(São Paulo) – The government of President Jair Bolsonaro should stop undermining environmental protections in Brazil and take decisive action against criminal networks that are destroying the Amazon rainforest and threatening and attacking enforcement agents and local residents, Human Rights Watch said today in its World Report 2020.
President Bolsonaro has also embraced anti-rights policies on issues related to the environment, public security, free expression, and civil society. The courts and Congress blocked some of those policies, but others have gone forward.
“President Bolsonaro’s assault on environmental law enforcement agencies is putting the Amazon and those who defend it at great risk,” said Maria Laura Canineu, Brazil director at Human Rights Watch. “Without any proof, his government has blamed nongovernmental organizations, volunteer firefighters, and Indigenous people for the Amazon fires, while failing to act against the criminal networks that are felling trees and burning the forest to make way for cattle and crops, and threatening and attacking those who stand in their way.”
In the 652-page World Report 2020, its 30th edition, Human Rights Watch reviews human rights practices in nearly 100 countries. In his introductory essay, Executive Director Kenneth Roth says that the Chinese government, which depends on repression to stay in power, is carrying out the most intense attack on the global human rights system in decades. He finds that Beijing’s actions both encourage and gain support from autocratic populists around the globe, while Chinese authorities use their economic clout to deter criticism from other governments. It is urgent to resist this assault, which threatens decades of progress on human rights and our future.

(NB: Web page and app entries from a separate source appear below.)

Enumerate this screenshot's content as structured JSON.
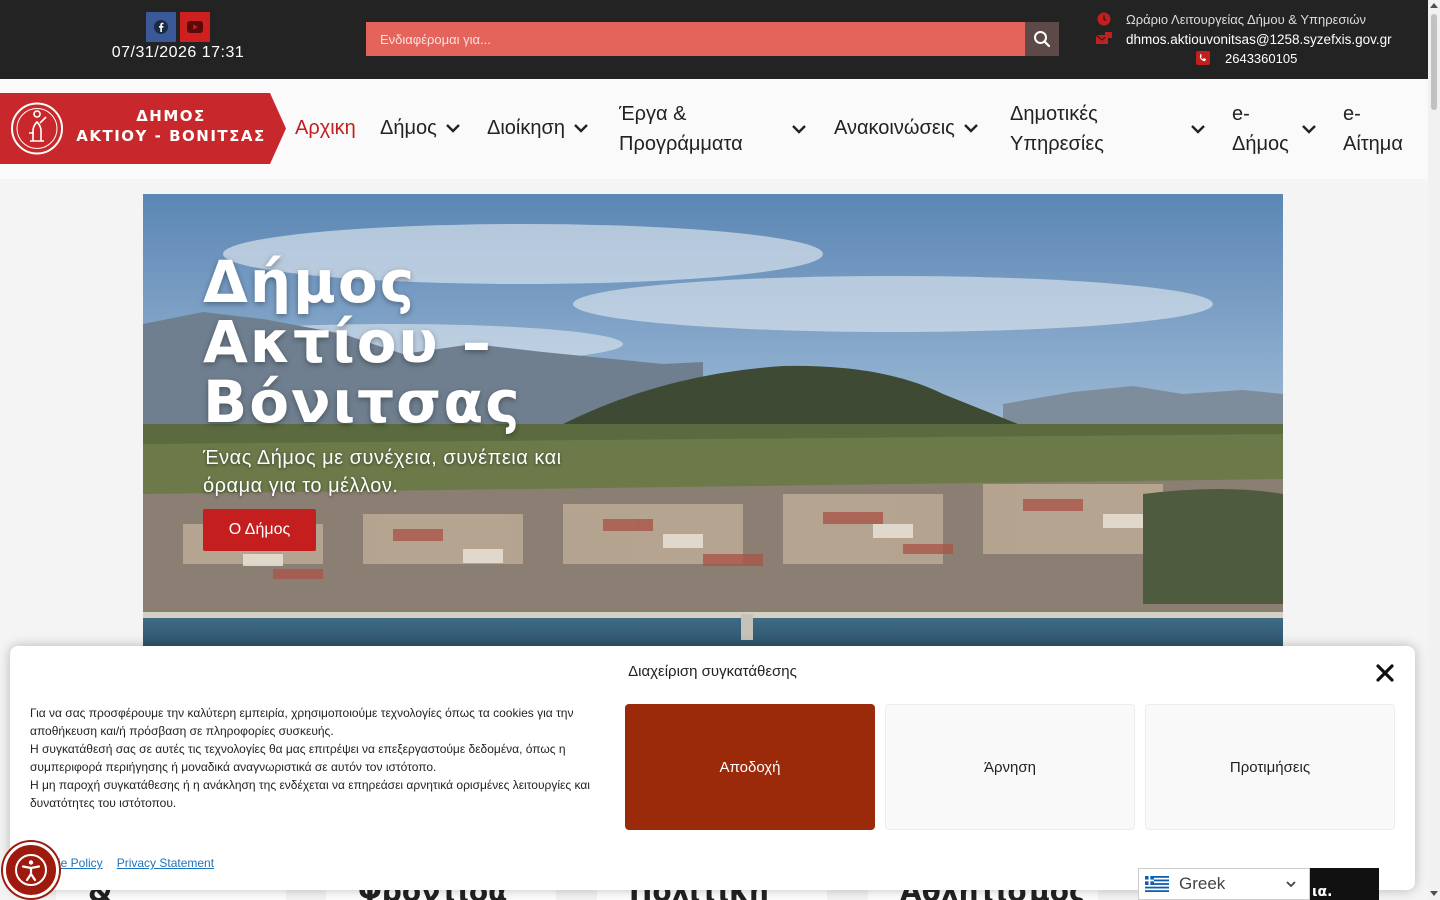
{
  "topbar": {
    "datetime": "07/31/2026 17:31",
    "search_placeholder": "Ενδιαφέρομαι για...",
    "hours_label": "Ωράριο Λειτουργείας Δήμου & Υπηρεσιών",
    "email": "dhmos.aktiouvonitsas@1258.syzefxis.gov.gr",
    "phone": "2643360105",
    "icons": {
      "facebook": "facebook-icon",
      "youtube": "youtube-icon",
      "search": "search-icon",
      "clock": "clock-icon",
      "mail": "mail-icon",
      "phone": "phone-icon"
    }
  },
  "header": {
    "logo_line1": "ΔΗΜΟΣ",
    "logo_line2": "ΑΚΤΙΟΥ - ΒΟΝΙΤΣΑΣ",
    "nav": [
      {
        "label": "Αρχικη",
        "active": true,
        "dropdown": false
      },
      {
        "label": "Δήμος",
        "dropdown": true
      },
      {
        "label": "Διοίκηση",
        "dropdown": true
      },
      {
        "label": "Έργα &",
        "label2": "Προγράμματα",
        "dropdown": true
      },
      {
        "label": "Ανακοινώσεις",
        "dropdown": true
      },
      {
        "label": "Δημοτικές",
        "label2": "Υπηρεσίες",
        "dropdown": true
      },
      {
        "label": "e-",
        "label2": "Δήμος",
        "dropdown": true
      },
      {
        "label": "e-",
        "label2": "Αίτημα",
        "dropdown": false
      }
    ]
  },
  "hero": {
    "title_l1": "Δήμος",
    "title_l2": "Ακτίου –",
    "title_l3": "Βόνιτσας",
    "subtitle": "Ένας Δήμος με συνέχεια, συνέπεια και όραμα για το μέλλον.",
    "button": "Ο Δήμος"
  },
  "cards": {
    "c1": "&",
    "c2": "Φροντίδα",
    "c3": "Πολιτική",
    "c4": "Αθλητισμός",
    "c5": "ια."
  },
  "consent": {
    "title": "Διαχείριση συγκατάθεσης",
    "text_p1": "Για να σας προσφέρουμε την καλύτερη εμπειρία, χρησιμοποιούμε τεχνολογίες όπως τα cookies για την αποθήκευση και/ή πρόσβαση σε πληροφορίες συσκευής.",
    "text_p2": "Η συγκατάθεσή σας σε αυτές τις τεχνολογίες θα μας επιτρέψει να επεξεργαστούμε δεδομένα, όπως η συμπεριφορά περιήγησης ή μοναδικά αναγνωριστικά σε αυτόν τον ιστότοπο.",
    "text_p3": "Η μη παροχή συγκατάθεσης ή η ανάκληση της ενδέχεται να επηρεάσει αρνητικά ορισμένες λειτουργίες και δυνατότητες του ιστότοπου.",
    "accept": "Αποδοχή",
    "deny": "Άρνηση",
    "preferences": "Προτιμήσεις",
    "cookie_policy": "ie Policy",
    "privacy": "Privacy Statement"
  },
  "language": {
    "selected": "Greek"
  },
  "colors": {
    "brand_red": "#c41e1e",
    "accept_btn": "#9b2a0a",
    "search_bg": "#e4635b",
    "topbar_bg": "#232323"
  }
}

The Bolsonaro administration has undercut Brazil’s environmental agencies by slashing budgets, removing experienced managers, and restricting enforcement agents’ ability to operate in the field. It has also indicated it will not comply with Brazil’s climate change commitments.
Preliminary data based on deforestation alerts show that from January through mid-December, deforestation in the Amazon went up by more than 80 percent. At the same time, Ibama, Brazil’s main federal environmental agency, reduced the number of fines it issued for illegal deforestation by 25 percent from January through September, compared to the same period in 2018, according to Ibama’s website.
A new requirement for a “conciliation” hearing for all environment-related fines entered into effect in October 2019. While such hearings are pending, the deadlines to pay are suspended. Yet, the Ministry of the Environment had held no conciliation hearings as of January 7, according to data Human Rights Watch obtained through a Freedom of Information Act request. That means that all new administrative proceedings against people and companies who allegedly violated environmental law are effectively on hold.
Weakened environmental law enforcement enhances the risk to forest defenders by giving free rein to criminal networks engaged in illegal deforestation. The Indigenist Missionary Council (CIMI), a nonprofit organization, reported 160 cases of illegal logging, land grabbing, and other infringement upon Indigenous territories from January through September.
Officials and local residents told Human Rights Watch that acts of intimidation by criminal groups in the Amazon have increased significantly under President Bolsonaro. Three Indigenous people were killed during November and December.
President Bolsonaro has suggested that criminals should “die like cockroaches.” He sent a bill to Congress that would automatically treat police or military killings as acts of self-defense if carried out against anyone who openly carries a gun or engages in other criminal acts. International human rights standards only allow to deliberately kill people when necessary to protect life.
Police in Rio de Janeiro killed 1,686 people from January through November of 2019, a record number.
While some police killings are in self-defense, many others are the result of unlawful use of force. Police abuses antagonize the very communities whose cooperation the police need to effectively fight crime.
The Bolsonaro government has tried to undermine torture prevention efforts. It attempted to fire the experts who make up the National Mechanism to Prevent and Combat Torture, a body established by law, and dismissed evidence that a federal force had subjected inmates to torture in Pará state.
Gender-based violence continued to be a chronic problem in Brazil. One million cases of domestic violence were pending before the courts in 2018. While the Bolsonaro government said one of its human rights priorities was policies toward women, the Secretariat of Policies for Women had used only about 40 percent of its budget by November.
President Bolsonaro has also harassed news media, nongovernmental organizations, and tried to restrict children’s access to comprehensive sexuality education.